Task input –
┌──

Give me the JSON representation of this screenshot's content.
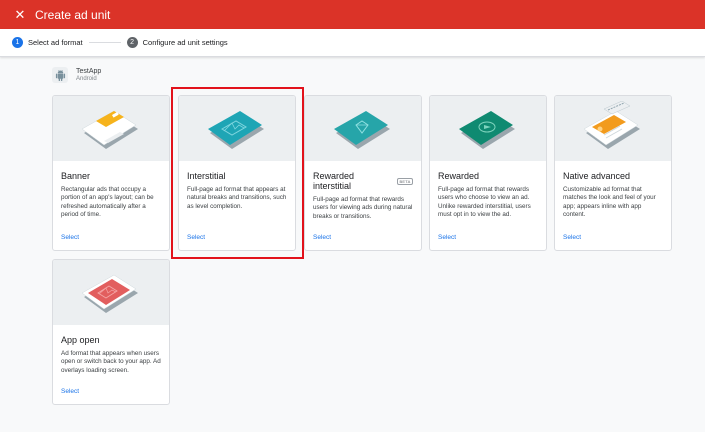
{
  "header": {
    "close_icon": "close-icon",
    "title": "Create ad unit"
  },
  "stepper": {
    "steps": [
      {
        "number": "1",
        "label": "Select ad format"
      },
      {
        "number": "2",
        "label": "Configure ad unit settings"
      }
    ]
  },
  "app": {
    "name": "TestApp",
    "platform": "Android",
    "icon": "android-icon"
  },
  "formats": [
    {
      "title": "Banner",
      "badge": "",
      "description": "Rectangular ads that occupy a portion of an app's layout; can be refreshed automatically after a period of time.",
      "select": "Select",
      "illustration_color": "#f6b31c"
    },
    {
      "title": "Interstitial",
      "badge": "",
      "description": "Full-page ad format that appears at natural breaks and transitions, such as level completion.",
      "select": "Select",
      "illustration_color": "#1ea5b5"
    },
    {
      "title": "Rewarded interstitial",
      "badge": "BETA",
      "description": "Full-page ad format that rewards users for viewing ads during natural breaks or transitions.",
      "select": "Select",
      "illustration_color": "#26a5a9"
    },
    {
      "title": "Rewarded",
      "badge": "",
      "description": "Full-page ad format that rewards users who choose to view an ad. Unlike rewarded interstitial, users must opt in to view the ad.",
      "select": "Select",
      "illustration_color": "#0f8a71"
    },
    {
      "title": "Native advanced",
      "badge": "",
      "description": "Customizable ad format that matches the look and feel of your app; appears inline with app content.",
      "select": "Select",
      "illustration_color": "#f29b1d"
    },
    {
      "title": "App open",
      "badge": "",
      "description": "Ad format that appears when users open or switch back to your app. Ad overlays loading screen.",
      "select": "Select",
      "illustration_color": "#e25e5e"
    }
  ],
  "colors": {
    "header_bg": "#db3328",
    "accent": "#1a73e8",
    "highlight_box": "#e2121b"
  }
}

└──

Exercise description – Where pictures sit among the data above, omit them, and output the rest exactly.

The completed task –
Give me the JSON representation of this screenshot's content.
{
  "header": {
    "close_icon": "close-icon",
    "title": "Create ad unit"
  },
  "stepper": {
    "steps": [
      {
        "number": "1",
        "label": "Select ad format"
      },
      {
        "number": "2",
        "label": "Configure ad unit settings"
      }
    ]
  },
  "app": {
    "name": "TestApp",
    "platform": "Android",
    "icon": "android-icon"
  },
  "formats": [
    {
      "title": "Banner",
      "badge": "",
      "description": "Rectangular ads that occupy a portion of an app's layout; can be refreshed automatically after a period of time.",
      "select": "Select",
      "illustration_color": "#f6b31c"
    },
    {
      "title": "Interstitial",
      "badge": "",
      "description": "Full-page ad format that appears at natural breaks and transitions, such as level completion.",
      "select": "Select",
      "illustration_color": "#1ea5b5"
    },
    {
      "title": "Rewarded interstitial",
      "badge": "BETA",
      "description": "Full-page ad format that rewards users for viewing ads during natural breaks or transitions.",
      "select": "Select",
      "illustration_color": "#26a5a9"
    },
    {
      "title": "Rewarded",
      "badge": "",
      "description": "Full-page ad format that rewards users who choose to view an ad. Unlike rewarded interstitial, users must opt in to view the ad.",
      "select": "Select",
      "illustration_color": "#0f8a71"
    },
    {
      "title": "Native advanced",
      "badge": "",
      "description": "Customizable ad format that matches the look and feel of your app; appears inline with app content.",
      "select": "Select",
      "illustration_color": "#f29b1d"
    },
    {
      "title": "App open",
      "badge": "",
      "description": "Ad format that appears when users open or switch back to your app. Ad overlays loading screen.",
      "select": "Select",
      "illustration_color": "#e25e5e"
    }
  ],
  "colors": {
    "header_bg": "#db3328",
    "accent": "#1a73e8",
    "highlight_box": "#e2121b"
  }
}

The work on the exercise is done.